Though each child develops at a slightly different rate, most children hit certain developmental milestones by the age of two. By comparing the behavior of your two-year-old child with common two-year-old behavior cited by child development experts, you can begin to understand whether your child's development remains on track. Consult your child's physician if you suspect that your child's development lags behind in a particular area.
According to the Child Development Institute, children just turning two can run, kick balls and build short towers with blocks. Between the ages of two and three, children begin to explore a wider range of physical activity, including jumping off of steps, riding tricycles and building larger towers.
Most two-year-olds have a vocabulary of 200 words or more. Between the ages of two and three, children learn new words each day. According to the Child Development Institute, two-year-olds typically use short sentences, and can use the pronouns "I," "me" and "you." Two-year-olds might not have completely intelligible pronunciation, according to PBS Parents. Some two-year-olds might experience some stuttering problems. Two-year-olds use language to explore the world around them, often asking "why," "what" and "how" questions. Children can typically follow simple directions at this age. According to PBS Parents, two-year-olds can usually understand basic concepts of time and chronology, and can use words such as yesterday and tomorrow.
Many two-year-olds experience unpredictable emotions, including some anger and other violent emotions. Many two-year-olds throw temper tantrums, according to the Child Development Institute. Children at this age might resist their parents’ demands or even give their own orders to those around them. At this age, children can manipulate their own facial expressions to show anger, happiness, sadness and other emotions, and they can recognize the meaning of these facial expressions in others. The Child Development Institute also points out that many children begin to develop a sense of humor at this age, often playing tricks on those around them. Children might show clingy or possessive tendencies at this age, and might demonstrate a fear of abandonment. Two-year-olds enjoy playing alongside other children their own age, but do not yet directly engage in activities with other children. According to PBS parents, two-year-olds begin to play a variety of pretend games, acting out experiences and stories with objects around them. Children might relate these stories to those around them.
Though two-year-olds cannot yet recognize words or letters, they may pretend to read as they flip through books. Most two-year-olds can sing the ABCs, but do not yet understand that letters represent specific sounds, according to PBS parents. Some two-year-olds might scribble in an attempt to write certain familiar letters, such as the first letter in their own name.
Eating and Sleeping

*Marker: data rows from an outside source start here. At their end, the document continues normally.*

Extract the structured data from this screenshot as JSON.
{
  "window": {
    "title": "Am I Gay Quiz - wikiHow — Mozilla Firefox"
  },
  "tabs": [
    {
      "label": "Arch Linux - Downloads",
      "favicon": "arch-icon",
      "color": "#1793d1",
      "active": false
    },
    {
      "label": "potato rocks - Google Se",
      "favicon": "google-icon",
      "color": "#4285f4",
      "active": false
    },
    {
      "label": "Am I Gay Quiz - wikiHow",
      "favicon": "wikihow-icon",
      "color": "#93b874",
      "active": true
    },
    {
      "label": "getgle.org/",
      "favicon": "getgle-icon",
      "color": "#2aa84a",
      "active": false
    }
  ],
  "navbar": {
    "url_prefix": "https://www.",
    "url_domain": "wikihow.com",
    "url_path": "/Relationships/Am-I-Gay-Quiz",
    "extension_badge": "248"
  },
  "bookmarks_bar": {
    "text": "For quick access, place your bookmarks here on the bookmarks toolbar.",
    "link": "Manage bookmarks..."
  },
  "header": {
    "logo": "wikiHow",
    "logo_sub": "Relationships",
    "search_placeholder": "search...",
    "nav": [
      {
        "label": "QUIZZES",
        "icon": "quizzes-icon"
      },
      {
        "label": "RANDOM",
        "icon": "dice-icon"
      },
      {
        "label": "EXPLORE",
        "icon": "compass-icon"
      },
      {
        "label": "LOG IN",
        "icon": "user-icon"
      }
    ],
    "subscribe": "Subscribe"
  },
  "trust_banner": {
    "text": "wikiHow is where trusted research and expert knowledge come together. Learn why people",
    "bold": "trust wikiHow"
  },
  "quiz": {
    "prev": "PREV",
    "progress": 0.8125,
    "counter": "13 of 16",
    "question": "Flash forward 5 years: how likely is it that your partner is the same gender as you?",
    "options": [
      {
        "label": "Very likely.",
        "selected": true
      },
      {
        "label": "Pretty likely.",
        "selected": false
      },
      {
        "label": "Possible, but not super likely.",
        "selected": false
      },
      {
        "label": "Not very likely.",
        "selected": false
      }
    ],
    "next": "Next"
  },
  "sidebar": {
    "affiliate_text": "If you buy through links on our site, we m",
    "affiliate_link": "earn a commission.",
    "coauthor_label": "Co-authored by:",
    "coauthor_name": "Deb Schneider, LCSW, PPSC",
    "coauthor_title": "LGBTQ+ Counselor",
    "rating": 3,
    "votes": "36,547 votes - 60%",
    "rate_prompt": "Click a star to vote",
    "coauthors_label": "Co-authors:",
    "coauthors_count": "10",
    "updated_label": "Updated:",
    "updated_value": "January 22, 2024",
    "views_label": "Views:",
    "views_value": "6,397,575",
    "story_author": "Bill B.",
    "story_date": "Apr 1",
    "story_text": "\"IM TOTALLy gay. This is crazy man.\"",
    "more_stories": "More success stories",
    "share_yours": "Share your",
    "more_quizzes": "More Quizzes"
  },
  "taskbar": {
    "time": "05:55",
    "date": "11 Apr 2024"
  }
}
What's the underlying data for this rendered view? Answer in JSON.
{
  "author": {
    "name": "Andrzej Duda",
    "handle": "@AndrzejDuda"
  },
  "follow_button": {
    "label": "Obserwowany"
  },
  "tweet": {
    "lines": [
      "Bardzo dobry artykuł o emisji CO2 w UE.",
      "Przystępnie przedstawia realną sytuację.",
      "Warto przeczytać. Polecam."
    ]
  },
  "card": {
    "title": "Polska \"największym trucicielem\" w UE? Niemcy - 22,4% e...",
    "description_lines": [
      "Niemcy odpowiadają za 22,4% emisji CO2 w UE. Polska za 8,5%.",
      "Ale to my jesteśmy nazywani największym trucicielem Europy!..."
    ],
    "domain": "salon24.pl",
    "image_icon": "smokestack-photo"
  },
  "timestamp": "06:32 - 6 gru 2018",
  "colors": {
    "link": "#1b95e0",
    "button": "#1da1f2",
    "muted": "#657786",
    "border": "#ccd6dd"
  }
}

According to the Child Development Institute, most two-year-olds sleep for about 12 hours each night, and take a one- or two-hour nap each day. Two-year-olds often begin to feed themselves with some independence, drinking from cups rather than bottles and using spoons with relative ease.